▶ _THE PROBLEM_
When you write out the listing below, keep each word exactly as it stands and drop the pictures.

▶ _GIVEN DATA_
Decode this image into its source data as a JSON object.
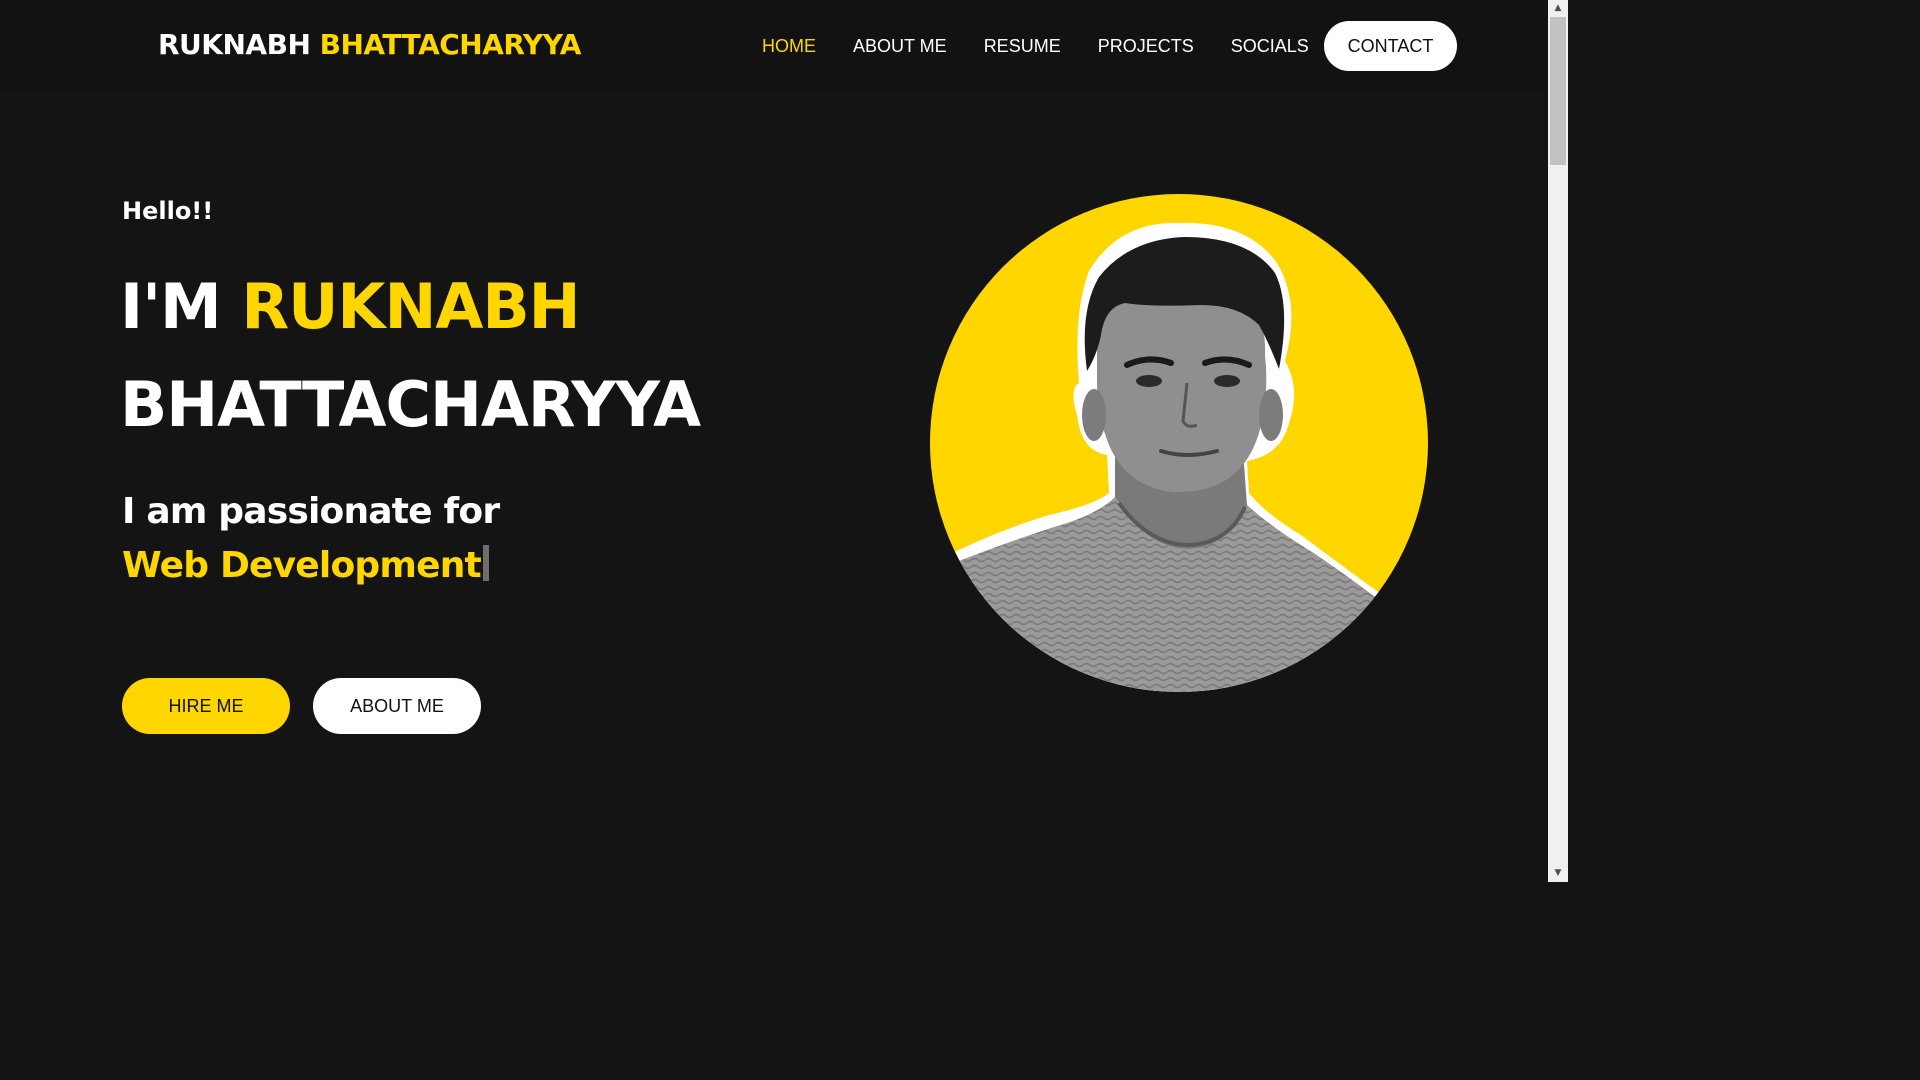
{
  "navbar": {
    "logo_first": "RUKNABH",
    "logo_last": "BHATTACHARYYA",
    "links": [
      {
        "label": "HOME",
        "active": true
      },
      {
        "label": "ABOUT ME",
        "active": false
      },
      {
        "label": "RESUME",
        "active": false
      },
      {
        "label": "PROJECTS",
        "active": false
      },
      {
        "label": "SOCIALS",
        "active": false
      }
    ],
    "contact_label": "CONTACT"
  },
  "hero": {
    "greeting": "Hello!!",
    "headline_prefix": "I'M",
    "headline_first": "RUKNABH",
    "headline_last": "BHATTACHARYYA",
    "tagline_prefix": "I am passionate for",
    "tagline_typed": "Web Development",
    "hire_label": "HIRE ME",
    "about_label": "ABOUT ME"
  },
  "portrait": {
    "circle_color": "#ffd600",
    "style": "black-and-white cutout photo"
  },
  "colors": {
    "background": "#141414",
    "accent": "#ffd600",
    "text": "#ffffff"
  },
  "scrollbar": {
    "position_fraction": 0.0
  }
}
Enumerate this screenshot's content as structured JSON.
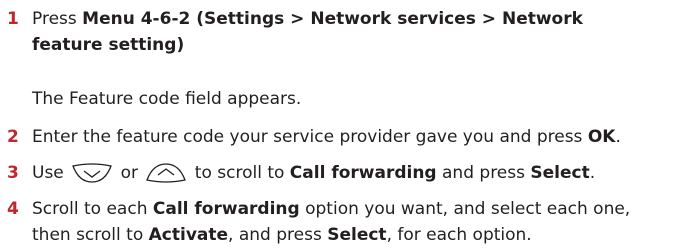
{
  "steps": [
    {
      "number": "1",
      "line1_prefix": "Press ",
      "line1_bold": "Menu 4-6-2 (Settings > Network services > Network",
      "line2_bold": "feature setting",
      "line2_suffix": ")",
      "note": "The Feature code field appears."
    },
    {
      "number": "2",
      "text_prefix": "Enter the feature code your service provider gave you and press ",
      "text_bold": "OK",
      "text_suffix": "."
    },
    {
      "number": "3",
      "use": "Use",
      "or": "or",
      "to_scroll": "to scroll to ",
      "bold1": "Call forwarding",
      "and_press": " and press ",
      "bold2": "Select",
      "period": ".",
      "icons": [
        "scroll-down-key-icon",
        "scroll-up-key-icon"
      ]
    },
    {
      "number": "4",
      "line1_prefix": "Scroll to each ",
      "line1_bold": "Call forwarding",
      "line1_suffix": " option you want, and select each one,",
      "line2_prefix": "then scroll to ",
      "line2_bold1": "Activate",
      "line2_mid": ", and press ",
      "line2_bold2": "Select",
      "line2_suffix": ", for each option."
    }
  ],
  "colors": {
    "step_number": "#c1262e",
    "text": "#231f20"
  }
}
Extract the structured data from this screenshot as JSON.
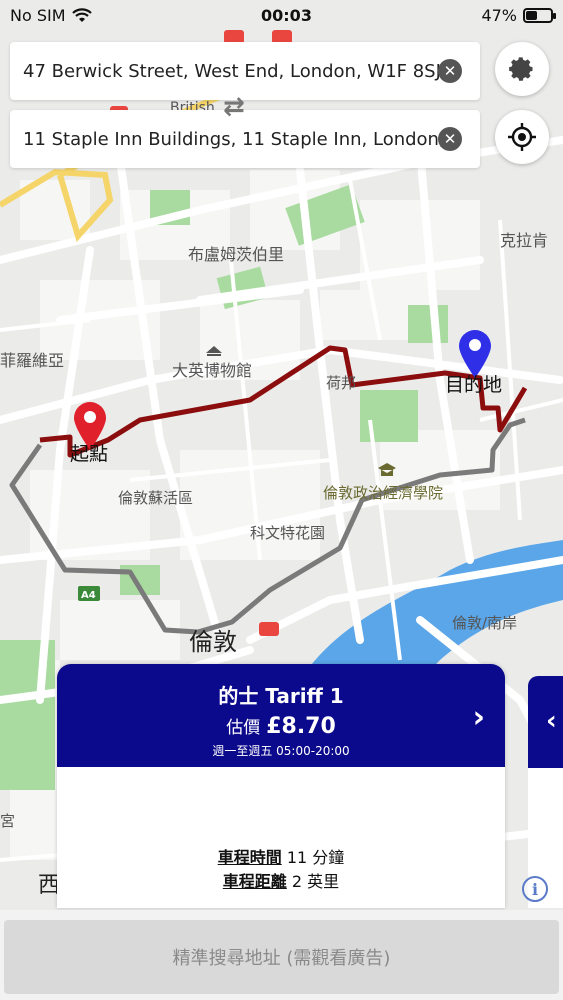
{
  "status_bar": {
    "carrier": "No SIM",
    "time": "00:03",
    "battery_percent": "47%",
    "battery_level": 0.47
  },
  "address": {
    "origin": "47 Berwick Street, West End, London, W1F 8SJ",
    "destination": "11 Staple Inn Buildings, 11 Staple Inn, London,"
  },
  "map": {
    "labels": {
      "british": "British",
      "bloomsbury": "布盧姆茨伯里",
      "clerkenwell": "克拉肯",
      "fitzrovia": "菲羅維亞",
      "museum": "大英博物館",
      "holborn": "荷邦",
      "start": "起點",
      "destination": "目的地",
      "soho": "倫敦蘇活區",
      "lse": "倫敦政治經濟學院",
      "covent_garden": "科文特花園",
      "london": "倫敦",
      "southwark": "倫敦/南岸",
      "road_a4": "A4",
      "palace": "宮",
      "west": "西"
    },
    "colors": {
      "driving_route": "#8b0d0d",
      "walking_route": "#7a7a7a",
      "start_pin": "#e0202b",
      "destination_pin": "#2f2fe8",
      "river": "#5aa6e8",
      "park": "#a9dba0"
    }
  },
  "fare_card": {
    "title": "的士 Tariff 1",
    "estimate_label": "估價",
    "price": "£8.70",
    "hours": "週一至週五 05:00-20:00",
    "duration_label": "車程時間",
    "duration_value": "11 分鐘",
    "distance_label": "車程距離",
    "distance_value": "2 英里"
  },
  "bottom": {
    "search_button": "精準搜尋地址 (需觀看廣告)"
  }
}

▶ _ANSWER TO THE PROBLEM_
Decode this image into its source data as a JSON object.
{
  "navbar": {
    "logo_first": "RUKNABH",
    "logo_last": "BHATTACHARYYA",
    "links": [
      {
        "label": "HOME",
        "active": true
      },
      {
        "label": "ABOUT ME",
        "active": false
      },
      {
        "label": "RESUME",
        "active": false
      },
      {
        "label": "PROJECTS",
        "active": false
      },
      {
        "label": "SOCIALS",
        "active": false
      }
    ],
    "contact_label": "CONTACT"
  },
  "hero": {
    "greeting": "Hello!!",
    "headline_prefix": "I'M",
    "headline_first": "RUKNABH",
    "headline_last": "BHATTACHARYYA",
    "tagline_prefix": "I am passionate for",
    "tagline_typed": "Web Development",
    "hire_label": "HIRE ME",
    "about_label": "ABOUT ME"
  },
  "portrait": {
    "circle_color": "#ffd600",
    "style": "black-and-white cutout photo"
  },
  "colors": {
    "background": "#141414",
    "accent": "#ffd600",
    "text": "#ffffff"
  },
  "scrollbar": {
    "position_fraction": 0.0
  }
}
Enumerate this screenshot's content as structured JSON.
{
  "steps": [
    {
      "number": "1",
      "line1_prefix": "Press ",
      "line1_bold": "Menu 4-6-2 (Settings > Network services > Network",
      "line2_bold": "feature setting",
      "line2_suffix": ")",
      "note": "The Feature code field appears."
    },
    {
      "number": "2",
      "text_prefix": "Enter the feature code your service provider gave you and press ",
      "text_bold": "OK",
      "text_suffix": "."
    },
    {
      "number": "3",
      "use": "Use",
      "or": "or",
      "to_scroll": "to scroll to ",
      "bold1": "Call forwarding",
      "and_press": " and press ",
      "bold2": "Select",
      "period": ".",
      "icons": [
        "scroll-down-key-icon",
        "scroll-up-key-icon"
      ]
    },
    {
      "number": "4",
      "line1_prefix": "Scroll to each ",
      "line1_bold": "Call forwarding",
      "line1_suffix": " option you want, and select each one,",
      "line2_prefix": "then scroll to ",
      "line2_bold1": "Activate",
      "line2_mid": ", and press ",
      "line2_bold2": "Select",
      "line2_suffix": ", for each option."
    }
  ],
  "colors": {
    "step_number": "#c1262e",
    "text": "#231f20"
  }
}
Extract the structured data from this screenshot as JSON.
{
  "status_bar": {
    "carrier": "No SIM",
    "time": "00:03",
    "battery_percent": "47%",
    "battery_level": 0.47
  },
  "address": {
    "origin": "47 Berwick Street, West End, London, W1F 8SJ",
    "destination": "11 Staple Inn Buildings, 11 Staple Inn, London,"
  },
  "map": {
    "labels": {
      "british": "British",
      "bloomsbury": "布盧姆茨伯里",
      "clerkenwell": "克拉肯",
      "fitzrovia": "菲羅維亞",
      "museum": "大英博物館",
      "holborn": "荷邦",
      "start": "起點",
      "destination": "目的地",
      "soho": "倫敦蘇活區",
      "lse": "倫敦政治經濟學院",
      "covent_garden": "科文特花園",
      "london": "倫敦",
      "southwark": "倫敦/南岸",
      "road_a4": "A4",
      "palace": "宮",
      "west": "西"
    },
    "colors": {
      "driving_route": "#8b0d0d",
      "walking_route": "#7a7a7a",
      "start_pin": "#e0202b",
      "destination_pin": "#2f2fe8",
      "river": "#5aa6e8",
      "park": "#a9dba0"
    }
  },
  "fare_card": {
    "title": "的士 Tariff 1",
    "estimate_label": "估價",
    "price": "£8.70",
    "hours": "週一至週五 05:00-20:00",
    "duration_label": "車程時間",
    "duration_value": "11 分鐘",
    "distance_label": "車程距離",
    "distance_value": "2 英里"
  },
  "bottom": {
    "search_button": "精準搜尋地址 (需觀看廣告)"
  }
}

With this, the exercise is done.